Timothy Ferriss seems to have mastered the life of leisure and delegation. His product, brainQUICKEN, is run without his direct intervention. He travels the world and has had some fascinating experiences. But many would not call him successful, they would call him shiftless.
In The Four-Hour Workweek, Ferriss shares his life story and lessons he thinks will help you become someone who works the barest minimum necessary to sustain your lifestyle. He provides tips and tricks for getting out of the office and into, well, whatever you want.
But not all of the lessons are very practical. The story of how he won a kickboxing title sums up his philosophy: Ferriss read the rules very carefully and found that if one opponent falls off the platform three times in a match, the other opponent wins be default. Rather than training and working to become the best kickboxer, he endeavored to knock every opponent off the platform three times. His adherence to the letter of the rules, not the intent of the sport, got him a title. But, he freely admits it was a title given grudgingly by the judges.
Work from Home
He suggests that employees who want to use their time more wisely yet continue to collect a paycheck force their employer to allow them to telecommute. When you telecommute, he argues, you can spend the time needed getting the job done, and spend the rest doing what you want. One of the techniques to get your boss to agree to telecommuting is to artificially lower your productivity on days you are in the office. This may not be the most ethical way to get your boss to agree to a telecommuting arrangement, but it is likely to work. Most employees would be reticent to engage in seemingly unethical behavior.
A quick Google search or visit to the book’s customer reviews at Amazon will show bloggers and readers who have pointed out a lack of ethics inherent in Ferriss’ recommendations, but a lack of ethics is not completely evident in the book. Ferriss takes an interesting way of looking at the rules of the game and uses them to his advantage. He doesn’t screw people over to get what he wants; he just exploits flaws in the system to do it.
Will It Work for You?
The value in The 4-Hour Workweek doesn’t lie in the specific examples. Instead, you should read the book to shock yourself into thinking differently about the world around you. How can you exploit the loopholes to make your life better and happier? And how can you do it in a way that doesn’t violate your personal ethics?

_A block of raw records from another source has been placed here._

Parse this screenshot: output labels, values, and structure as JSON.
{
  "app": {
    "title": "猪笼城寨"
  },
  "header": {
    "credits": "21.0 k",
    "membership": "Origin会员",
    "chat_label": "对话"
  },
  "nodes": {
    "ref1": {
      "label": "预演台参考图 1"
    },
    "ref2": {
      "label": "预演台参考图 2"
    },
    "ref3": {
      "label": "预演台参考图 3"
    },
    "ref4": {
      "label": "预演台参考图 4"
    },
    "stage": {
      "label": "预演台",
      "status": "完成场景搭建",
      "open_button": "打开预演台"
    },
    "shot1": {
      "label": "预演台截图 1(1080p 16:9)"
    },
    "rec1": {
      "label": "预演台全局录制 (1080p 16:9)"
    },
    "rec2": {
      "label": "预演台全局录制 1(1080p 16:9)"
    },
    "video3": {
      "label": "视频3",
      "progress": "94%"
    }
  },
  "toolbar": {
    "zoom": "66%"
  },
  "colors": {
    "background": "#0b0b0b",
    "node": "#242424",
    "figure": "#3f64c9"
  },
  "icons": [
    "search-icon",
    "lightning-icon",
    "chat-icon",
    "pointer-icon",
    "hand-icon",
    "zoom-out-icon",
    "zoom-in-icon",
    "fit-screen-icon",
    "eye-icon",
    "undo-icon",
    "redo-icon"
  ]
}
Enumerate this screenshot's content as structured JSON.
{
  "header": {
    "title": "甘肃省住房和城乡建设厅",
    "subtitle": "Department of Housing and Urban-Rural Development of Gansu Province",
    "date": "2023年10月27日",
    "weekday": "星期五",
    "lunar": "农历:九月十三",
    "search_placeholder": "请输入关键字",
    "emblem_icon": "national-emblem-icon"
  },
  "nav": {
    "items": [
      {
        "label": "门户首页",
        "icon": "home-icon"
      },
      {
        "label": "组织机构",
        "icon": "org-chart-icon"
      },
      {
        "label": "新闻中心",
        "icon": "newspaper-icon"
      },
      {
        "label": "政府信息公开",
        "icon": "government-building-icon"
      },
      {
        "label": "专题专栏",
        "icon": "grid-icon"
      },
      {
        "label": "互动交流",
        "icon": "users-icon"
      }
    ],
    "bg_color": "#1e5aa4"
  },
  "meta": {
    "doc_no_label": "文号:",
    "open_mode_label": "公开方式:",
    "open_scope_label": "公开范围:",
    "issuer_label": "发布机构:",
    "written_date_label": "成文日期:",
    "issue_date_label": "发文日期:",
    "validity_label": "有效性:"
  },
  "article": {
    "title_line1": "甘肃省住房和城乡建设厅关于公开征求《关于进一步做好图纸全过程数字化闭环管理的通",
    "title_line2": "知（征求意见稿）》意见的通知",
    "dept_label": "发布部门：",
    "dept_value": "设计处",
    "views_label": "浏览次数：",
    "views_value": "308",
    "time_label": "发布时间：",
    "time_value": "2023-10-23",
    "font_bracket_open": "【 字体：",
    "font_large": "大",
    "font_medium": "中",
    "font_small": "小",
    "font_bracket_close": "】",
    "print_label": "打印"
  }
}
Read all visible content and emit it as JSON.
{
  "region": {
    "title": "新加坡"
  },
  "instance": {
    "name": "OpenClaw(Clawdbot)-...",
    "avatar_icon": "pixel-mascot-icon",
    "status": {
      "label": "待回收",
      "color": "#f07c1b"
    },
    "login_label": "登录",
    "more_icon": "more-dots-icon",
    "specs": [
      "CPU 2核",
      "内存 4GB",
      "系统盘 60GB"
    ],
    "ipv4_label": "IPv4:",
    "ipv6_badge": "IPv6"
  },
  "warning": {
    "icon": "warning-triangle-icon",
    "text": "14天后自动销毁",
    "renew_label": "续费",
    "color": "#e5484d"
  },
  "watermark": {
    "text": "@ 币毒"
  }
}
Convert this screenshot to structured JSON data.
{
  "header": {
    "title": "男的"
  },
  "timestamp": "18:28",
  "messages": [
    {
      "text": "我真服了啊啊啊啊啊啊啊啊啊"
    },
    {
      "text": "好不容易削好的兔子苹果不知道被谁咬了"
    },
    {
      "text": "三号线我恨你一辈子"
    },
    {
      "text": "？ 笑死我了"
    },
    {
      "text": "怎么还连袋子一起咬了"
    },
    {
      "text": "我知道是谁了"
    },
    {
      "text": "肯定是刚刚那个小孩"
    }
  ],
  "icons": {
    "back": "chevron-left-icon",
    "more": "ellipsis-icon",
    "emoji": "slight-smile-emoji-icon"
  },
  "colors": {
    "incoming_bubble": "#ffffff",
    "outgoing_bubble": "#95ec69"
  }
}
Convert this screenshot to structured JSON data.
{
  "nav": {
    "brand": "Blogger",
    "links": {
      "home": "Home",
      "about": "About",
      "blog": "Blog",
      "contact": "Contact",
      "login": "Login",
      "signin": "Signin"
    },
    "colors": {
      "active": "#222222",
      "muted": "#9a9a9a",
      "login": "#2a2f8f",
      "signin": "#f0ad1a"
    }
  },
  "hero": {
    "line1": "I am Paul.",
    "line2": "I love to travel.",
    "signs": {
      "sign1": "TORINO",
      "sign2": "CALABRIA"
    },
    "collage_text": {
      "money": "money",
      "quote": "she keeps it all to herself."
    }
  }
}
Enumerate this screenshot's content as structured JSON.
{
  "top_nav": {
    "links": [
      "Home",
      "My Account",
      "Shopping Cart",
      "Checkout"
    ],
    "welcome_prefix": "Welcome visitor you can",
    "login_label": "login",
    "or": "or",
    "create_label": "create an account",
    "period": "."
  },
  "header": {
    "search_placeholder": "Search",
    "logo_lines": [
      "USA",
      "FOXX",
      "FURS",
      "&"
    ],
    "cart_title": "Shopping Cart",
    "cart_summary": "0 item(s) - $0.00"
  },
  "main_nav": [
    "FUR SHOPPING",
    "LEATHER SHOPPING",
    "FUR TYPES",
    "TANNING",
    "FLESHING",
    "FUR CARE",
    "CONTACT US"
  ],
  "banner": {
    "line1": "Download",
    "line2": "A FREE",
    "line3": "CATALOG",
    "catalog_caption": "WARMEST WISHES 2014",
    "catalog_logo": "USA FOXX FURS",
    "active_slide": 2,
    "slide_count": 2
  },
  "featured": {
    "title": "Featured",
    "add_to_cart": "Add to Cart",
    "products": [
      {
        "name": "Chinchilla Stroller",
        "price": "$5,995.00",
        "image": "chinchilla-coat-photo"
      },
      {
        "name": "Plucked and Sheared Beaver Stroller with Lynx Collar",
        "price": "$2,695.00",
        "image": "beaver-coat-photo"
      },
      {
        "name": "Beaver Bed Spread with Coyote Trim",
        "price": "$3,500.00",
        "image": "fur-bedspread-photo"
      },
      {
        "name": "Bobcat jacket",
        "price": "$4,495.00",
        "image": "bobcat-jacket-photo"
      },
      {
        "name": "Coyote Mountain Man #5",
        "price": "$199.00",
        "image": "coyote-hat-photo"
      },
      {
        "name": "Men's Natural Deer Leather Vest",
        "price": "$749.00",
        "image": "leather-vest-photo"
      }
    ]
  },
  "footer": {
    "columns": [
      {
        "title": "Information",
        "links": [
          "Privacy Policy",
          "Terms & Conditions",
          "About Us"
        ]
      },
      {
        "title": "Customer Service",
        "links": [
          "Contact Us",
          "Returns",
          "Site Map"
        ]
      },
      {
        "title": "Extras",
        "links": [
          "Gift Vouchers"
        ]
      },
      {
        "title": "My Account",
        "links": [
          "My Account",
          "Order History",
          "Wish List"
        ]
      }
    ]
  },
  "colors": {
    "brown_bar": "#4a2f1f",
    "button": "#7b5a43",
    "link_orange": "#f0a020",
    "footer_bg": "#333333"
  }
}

The 4-Hour Workweek is a hard read if you prefer a book with solid linear flow. If you are a chunker who picks and chooses sections based on your needs, however, you will love the book.